Task prompt - Give back the data in full. Leave nothing out.

Interface dataset entries -
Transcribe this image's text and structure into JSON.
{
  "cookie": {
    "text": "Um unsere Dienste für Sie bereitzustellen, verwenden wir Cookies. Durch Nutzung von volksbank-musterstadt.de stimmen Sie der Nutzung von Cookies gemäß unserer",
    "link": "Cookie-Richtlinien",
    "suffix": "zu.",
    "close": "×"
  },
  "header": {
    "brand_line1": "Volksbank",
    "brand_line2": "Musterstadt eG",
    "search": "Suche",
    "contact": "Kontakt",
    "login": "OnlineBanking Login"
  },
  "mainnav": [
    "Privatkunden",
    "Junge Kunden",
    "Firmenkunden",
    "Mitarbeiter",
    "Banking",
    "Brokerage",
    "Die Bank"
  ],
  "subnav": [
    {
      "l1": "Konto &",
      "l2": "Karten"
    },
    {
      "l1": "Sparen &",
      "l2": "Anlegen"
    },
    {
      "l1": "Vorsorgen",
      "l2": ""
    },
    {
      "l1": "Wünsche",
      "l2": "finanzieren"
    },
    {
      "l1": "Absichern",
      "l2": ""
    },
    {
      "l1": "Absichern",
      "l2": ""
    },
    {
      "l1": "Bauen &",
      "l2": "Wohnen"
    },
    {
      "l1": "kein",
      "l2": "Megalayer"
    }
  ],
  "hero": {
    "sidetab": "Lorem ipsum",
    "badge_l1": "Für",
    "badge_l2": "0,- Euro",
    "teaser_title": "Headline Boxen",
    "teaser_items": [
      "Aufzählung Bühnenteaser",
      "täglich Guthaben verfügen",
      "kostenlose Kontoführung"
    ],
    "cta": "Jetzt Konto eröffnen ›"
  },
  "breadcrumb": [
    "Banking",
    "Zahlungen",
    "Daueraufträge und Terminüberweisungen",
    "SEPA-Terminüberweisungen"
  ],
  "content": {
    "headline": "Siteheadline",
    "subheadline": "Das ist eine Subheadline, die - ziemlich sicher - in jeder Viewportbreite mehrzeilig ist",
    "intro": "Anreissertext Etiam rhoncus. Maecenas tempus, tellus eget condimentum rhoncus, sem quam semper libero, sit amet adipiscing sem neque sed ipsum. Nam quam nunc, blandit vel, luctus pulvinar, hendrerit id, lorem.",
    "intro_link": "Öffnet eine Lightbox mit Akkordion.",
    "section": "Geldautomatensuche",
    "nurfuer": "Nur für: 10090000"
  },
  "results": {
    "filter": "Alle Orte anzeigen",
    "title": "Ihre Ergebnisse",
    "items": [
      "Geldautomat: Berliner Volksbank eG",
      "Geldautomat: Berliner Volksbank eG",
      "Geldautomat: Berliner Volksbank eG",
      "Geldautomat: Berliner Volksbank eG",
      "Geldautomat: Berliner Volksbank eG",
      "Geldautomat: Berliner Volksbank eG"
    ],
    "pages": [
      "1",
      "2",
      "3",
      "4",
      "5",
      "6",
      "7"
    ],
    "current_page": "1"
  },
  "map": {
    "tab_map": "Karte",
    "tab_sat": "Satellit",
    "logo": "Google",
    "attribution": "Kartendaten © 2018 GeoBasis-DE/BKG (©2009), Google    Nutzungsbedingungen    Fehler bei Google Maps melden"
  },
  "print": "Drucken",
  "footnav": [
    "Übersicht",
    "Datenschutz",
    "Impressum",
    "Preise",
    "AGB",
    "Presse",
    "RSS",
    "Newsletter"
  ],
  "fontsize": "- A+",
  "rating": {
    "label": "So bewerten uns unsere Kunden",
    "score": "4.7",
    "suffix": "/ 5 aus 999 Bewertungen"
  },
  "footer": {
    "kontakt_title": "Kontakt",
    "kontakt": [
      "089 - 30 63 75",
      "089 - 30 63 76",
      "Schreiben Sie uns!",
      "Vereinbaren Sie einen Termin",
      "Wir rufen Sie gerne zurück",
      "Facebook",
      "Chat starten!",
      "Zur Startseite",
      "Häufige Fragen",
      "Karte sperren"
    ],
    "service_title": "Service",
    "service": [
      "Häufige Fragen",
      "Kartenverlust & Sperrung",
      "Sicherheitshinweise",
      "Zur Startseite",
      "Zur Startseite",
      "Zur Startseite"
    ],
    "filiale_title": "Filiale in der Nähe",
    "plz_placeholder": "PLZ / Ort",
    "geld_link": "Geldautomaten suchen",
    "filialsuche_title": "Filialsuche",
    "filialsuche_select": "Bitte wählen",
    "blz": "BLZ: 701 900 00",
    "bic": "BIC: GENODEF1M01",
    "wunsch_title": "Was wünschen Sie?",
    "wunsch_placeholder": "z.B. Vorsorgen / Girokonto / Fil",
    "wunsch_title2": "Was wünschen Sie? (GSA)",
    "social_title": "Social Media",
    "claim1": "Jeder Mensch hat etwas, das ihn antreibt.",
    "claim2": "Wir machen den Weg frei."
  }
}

Answer section -
Transcribe this image's text and structure into JSON.
{
  "cookie": {
    "text": "Um unsere Dienste für Sie bereitzustellen, verwenden wir Cookies. Durch Nutzung von volksbank-musterstadt.de stimmen Sie der Nutzung von Cookies gemäß unserer",
    "link": "Cookie-Richtlinien",
    "suffix": "zu.",
    "close": "×"
  },
  "header": {
    "brand_line1": "Volksbank",
    "brand_line2": "Musterstadt eG",
    "search": "Suche",
    "contact": "Kontakt",
    "login": "OnlineBanking Login"
  },
  "mainnav": [
    "Privatkunden",
    "Junge Kunden",
    "Firmenkunden",
    "Mitarbeiter",
    "Banking",
    "Brokerage",
    "Die Bank"
  ],
  "subnav": [
    {
      "l1": "Konto &",
      "l2": "Karten"
    },
    {
      "l1": "Sparen &",
      "l2": "Anlegen"
    },
    {
      "l1": "Vorsorgen",
      "l2": ""
    },
    {
      "l1": "Wünsche",
      "l2": "finanzieren"
    },
    {
      "l1": "Absichern",
      "l2": ""
    },
    {
      "l1": "Absichern",
      "l2": ""
    },
    {
      "l1": "Bauen &",
      "l2": "Wohnen"
    },
    {
      "l1": "kein",
      "l2": "Megalayer"
    }
  ],
  "hero": {
    "sidetab": "Lorem ipsum",
    "badge_l1": "Für",
    "badge_l2": "0,- Euro",
    "teaser_title": "Headline Boxen",
    "teaser_items": [
      "Aufzählung Bühnenteaser",
      "täglich Guthaben verfügen",
      "kostenlose Kontoführung"
    ],
    "cta": "Jetzt Konto eröffnen ›"
  },
  "breadcrumb": [
    "Banking",
    "Zahlungen",
    "Daueraufträge und Terminüberweisungen",
    "SEPA-Terminüberweisungen"
  ],
  "content": {
    "headline": "Siteheadline",
    "subheadline": "Das ist eine Subheadline, die - ziemlich sicher - in jeder Viewportbreite mehrzeilig ist",
    "intro": "Anreissertext Etiam rhoncus. Maecenas tempus, tellus eget condimentum rhoncus, sem quam semper libero, sit amet adipiscing sem neque sed ipsum. Nam quam nunc, blandit vel, luctus pulvinar, hendrerit id, lorem.",
    "intro_link": "Öffnet eine Lightbox mit Akkordion.",
    "section": "Geldautomatensuche",
    "nurfuer": "Nur für: 10090000"
  },
  "results": {
    "filter": "Alle Orte anzeigen",
    "title": "Ihre Ergebnisse",
    "items": [
      "Geldautomat: Berliner Volksbank eG",
      "Geldautomat: Berliner Volksbank eG",
      "Geldautomat: Berliner Volksbank eG",
      "Geldautomat: Berliner Volksbank eG",
      "Geldautomat: Berliner Volksbank eG",
      "Geldautomat: Berliner Volksbank eG"
    ],
    "pages": [
      "1",
      "2",
      "3",
      "4",
      "5",
      "6",
      "7"
    ],
    "current_page": "1"
  },
  "map": {
    "tab_map": "Karte",
    "tab_sat": "Satellit",
    "logo": "Google",
    "attribution": "Kartendaten © 2018 GeoBasis-DE/BKG (©2009), Google    Nutzungsbedingungen    Fehler bei Google Maps melden"
  },
  "print": "Drucken",
  "footnav": [
    "Übersicht",
    "Datenschutz",
    "Impressum",
    "Preise",
    "AGB",
    "Presse",
    "RSS",
    "Newsletter"
  ],
  "fontsize": "- A+",
  "rating": {
    "label": "So bewerten uns unsere Kunden",
    "score": "4.7",
    "suffix": "/ 5 aus 999 Bewertungen"
  },
  "footer": {
    "kontakt_title": "Kontakt",
    "kontakt": [
      "089 - 30 63 75",
      "089 - 30 63 76",
      "Schreiben Sie uns!",
      "Vereinbaren Sie einen Termin",
      "Wir rufen Sie gerne zurück",
      "Facebook",
      "Chat starten!",
      "Zur Startseite",
      "Häufige Fragen",
      "Karte sperren"
    ],
    "service_title": "Service",
    "service": [
      "Häufige Fragen",
      "Kartenverlust & Sperrung",
      "Sicherheitshinweise",
      "Zur Startseite",
      "Zur Startseite",
      "Zur Startseite"
    ],
    "filiale_title": "Filiale in der Nähe",
    "plz_placeholder": "PLZ / Ort",
    "geld_link": "Geldautomaten suchen",
    "filialsuche_title": "Filialsuche",
    "filialsuche_select": "Bitte wählen",
    "blz": "BLZ: 701 900 00",
    "bic": "BIC: GENODEF1M01",
    "wunsch_title": "Was wünschen Sie?",
    "wunsch_placeholder": "z.B. Vorsorgen / Girokonto / Fil",
    "wunsch_title2": "Was wünschen Sie? (GSA)",
    "social_title": "Social Media",
    "claim1": "Jeder Mensch hat etwas, das ihn antreibt.",
    "claim2": "Wir machen den Weg frei."
  }
}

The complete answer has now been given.